▸ Supplied records
[Start of Attachment]

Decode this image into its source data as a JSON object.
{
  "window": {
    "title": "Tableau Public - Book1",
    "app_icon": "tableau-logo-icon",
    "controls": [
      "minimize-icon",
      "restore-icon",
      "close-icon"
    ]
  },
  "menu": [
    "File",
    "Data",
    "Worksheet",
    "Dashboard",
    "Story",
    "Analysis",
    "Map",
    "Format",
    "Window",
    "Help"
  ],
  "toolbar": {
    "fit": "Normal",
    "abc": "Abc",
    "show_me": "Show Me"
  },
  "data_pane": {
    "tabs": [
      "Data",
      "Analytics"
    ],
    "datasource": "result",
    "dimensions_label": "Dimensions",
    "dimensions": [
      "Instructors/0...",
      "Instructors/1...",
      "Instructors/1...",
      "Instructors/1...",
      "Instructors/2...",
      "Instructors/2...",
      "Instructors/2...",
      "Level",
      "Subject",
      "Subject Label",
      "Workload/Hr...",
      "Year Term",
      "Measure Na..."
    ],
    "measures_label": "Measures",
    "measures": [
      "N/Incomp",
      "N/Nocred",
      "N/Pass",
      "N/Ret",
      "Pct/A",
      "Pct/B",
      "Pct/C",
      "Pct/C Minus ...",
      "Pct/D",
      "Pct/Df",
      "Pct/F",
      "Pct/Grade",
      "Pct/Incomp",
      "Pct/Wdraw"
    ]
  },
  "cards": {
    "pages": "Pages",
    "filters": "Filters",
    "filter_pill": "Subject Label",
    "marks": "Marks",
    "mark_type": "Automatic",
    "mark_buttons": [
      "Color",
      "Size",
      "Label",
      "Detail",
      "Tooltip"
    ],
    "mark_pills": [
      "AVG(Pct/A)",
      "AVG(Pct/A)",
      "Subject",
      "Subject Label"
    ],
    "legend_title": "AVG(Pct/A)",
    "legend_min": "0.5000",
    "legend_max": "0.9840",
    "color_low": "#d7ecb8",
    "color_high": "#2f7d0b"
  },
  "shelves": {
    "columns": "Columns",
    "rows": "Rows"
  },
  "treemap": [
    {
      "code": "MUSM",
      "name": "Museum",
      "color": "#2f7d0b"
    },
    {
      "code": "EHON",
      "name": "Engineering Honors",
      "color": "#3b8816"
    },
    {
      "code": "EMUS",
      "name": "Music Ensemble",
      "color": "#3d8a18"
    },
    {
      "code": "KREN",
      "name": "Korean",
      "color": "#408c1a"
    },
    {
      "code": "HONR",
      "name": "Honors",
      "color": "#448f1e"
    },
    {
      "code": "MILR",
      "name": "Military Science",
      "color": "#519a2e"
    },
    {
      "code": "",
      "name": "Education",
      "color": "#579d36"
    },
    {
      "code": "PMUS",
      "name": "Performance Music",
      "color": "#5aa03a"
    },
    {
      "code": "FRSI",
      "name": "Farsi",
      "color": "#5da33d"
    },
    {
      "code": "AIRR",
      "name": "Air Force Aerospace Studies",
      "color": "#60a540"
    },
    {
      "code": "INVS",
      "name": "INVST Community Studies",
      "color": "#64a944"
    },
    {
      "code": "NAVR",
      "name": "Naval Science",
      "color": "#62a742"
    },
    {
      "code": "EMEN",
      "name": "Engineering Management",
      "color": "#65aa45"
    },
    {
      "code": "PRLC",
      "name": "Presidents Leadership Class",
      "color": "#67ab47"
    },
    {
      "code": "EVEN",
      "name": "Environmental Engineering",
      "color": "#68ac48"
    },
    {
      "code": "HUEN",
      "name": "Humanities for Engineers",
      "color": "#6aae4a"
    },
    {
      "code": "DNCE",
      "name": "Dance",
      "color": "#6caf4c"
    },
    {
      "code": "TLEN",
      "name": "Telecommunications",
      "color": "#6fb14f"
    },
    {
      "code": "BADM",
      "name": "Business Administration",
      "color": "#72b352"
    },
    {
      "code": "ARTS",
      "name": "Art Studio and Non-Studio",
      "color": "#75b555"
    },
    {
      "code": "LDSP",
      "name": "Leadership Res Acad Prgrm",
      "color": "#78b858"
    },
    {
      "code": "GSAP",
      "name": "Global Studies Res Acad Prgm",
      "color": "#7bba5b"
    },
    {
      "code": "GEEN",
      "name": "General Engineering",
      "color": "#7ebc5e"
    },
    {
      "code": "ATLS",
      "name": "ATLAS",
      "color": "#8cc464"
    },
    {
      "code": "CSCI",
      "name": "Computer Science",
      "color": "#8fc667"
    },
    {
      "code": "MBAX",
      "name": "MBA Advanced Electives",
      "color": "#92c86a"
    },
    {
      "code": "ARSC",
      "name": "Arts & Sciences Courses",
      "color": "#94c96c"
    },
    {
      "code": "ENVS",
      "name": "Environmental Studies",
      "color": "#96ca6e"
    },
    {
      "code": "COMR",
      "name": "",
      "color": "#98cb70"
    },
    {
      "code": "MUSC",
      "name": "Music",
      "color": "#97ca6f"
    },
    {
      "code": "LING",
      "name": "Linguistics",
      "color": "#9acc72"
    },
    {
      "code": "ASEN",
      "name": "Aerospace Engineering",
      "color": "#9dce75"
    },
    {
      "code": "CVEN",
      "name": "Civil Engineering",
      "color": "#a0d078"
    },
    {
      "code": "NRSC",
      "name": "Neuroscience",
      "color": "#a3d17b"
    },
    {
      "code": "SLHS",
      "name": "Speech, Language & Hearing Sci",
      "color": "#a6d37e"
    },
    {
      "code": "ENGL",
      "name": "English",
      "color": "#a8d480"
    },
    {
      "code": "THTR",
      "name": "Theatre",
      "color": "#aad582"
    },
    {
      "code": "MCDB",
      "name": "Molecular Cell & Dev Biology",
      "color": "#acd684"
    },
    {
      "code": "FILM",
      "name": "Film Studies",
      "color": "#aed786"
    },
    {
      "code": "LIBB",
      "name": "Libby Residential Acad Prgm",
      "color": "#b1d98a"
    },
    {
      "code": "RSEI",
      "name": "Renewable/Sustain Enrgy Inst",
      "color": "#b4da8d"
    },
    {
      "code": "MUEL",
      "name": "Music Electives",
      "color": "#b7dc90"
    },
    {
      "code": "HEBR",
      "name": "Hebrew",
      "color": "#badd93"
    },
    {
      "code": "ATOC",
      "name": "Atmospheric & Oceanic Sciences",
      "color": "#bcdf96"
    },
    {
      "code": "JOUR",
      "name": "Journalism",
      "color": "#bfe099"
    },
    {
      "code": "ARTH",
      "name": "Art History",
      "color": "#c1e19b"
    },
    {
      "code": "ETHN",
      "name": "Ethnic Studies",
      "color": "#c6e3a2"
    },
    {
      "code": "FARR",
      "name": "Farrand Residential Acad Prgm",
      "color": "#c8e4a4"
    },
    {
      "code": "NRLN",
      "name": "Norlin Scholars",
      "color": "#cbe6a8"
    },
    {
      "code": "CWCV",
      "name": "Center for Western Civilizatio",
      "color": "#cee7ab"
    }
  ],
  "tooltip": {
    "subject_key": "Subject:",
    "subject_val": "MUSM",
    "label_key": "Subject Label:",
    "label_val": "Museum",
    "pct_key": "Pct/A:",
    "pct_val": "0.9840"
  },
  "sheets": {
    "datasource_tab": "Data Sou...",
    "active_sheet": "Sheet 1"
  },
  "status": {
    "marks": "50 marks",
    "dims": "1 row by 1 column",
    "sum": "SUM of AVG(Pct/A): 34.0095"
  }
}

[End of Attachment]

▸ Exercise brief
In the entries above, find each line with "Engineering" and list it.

▸ Response
      "name": "Engineering Honors",
      "name": "Engineering Management",
      "name": "Environmental Engineering",
      "name": "General Engineering",
      "name": "Aerospace Engineering",
      "name": "Civil Engineering",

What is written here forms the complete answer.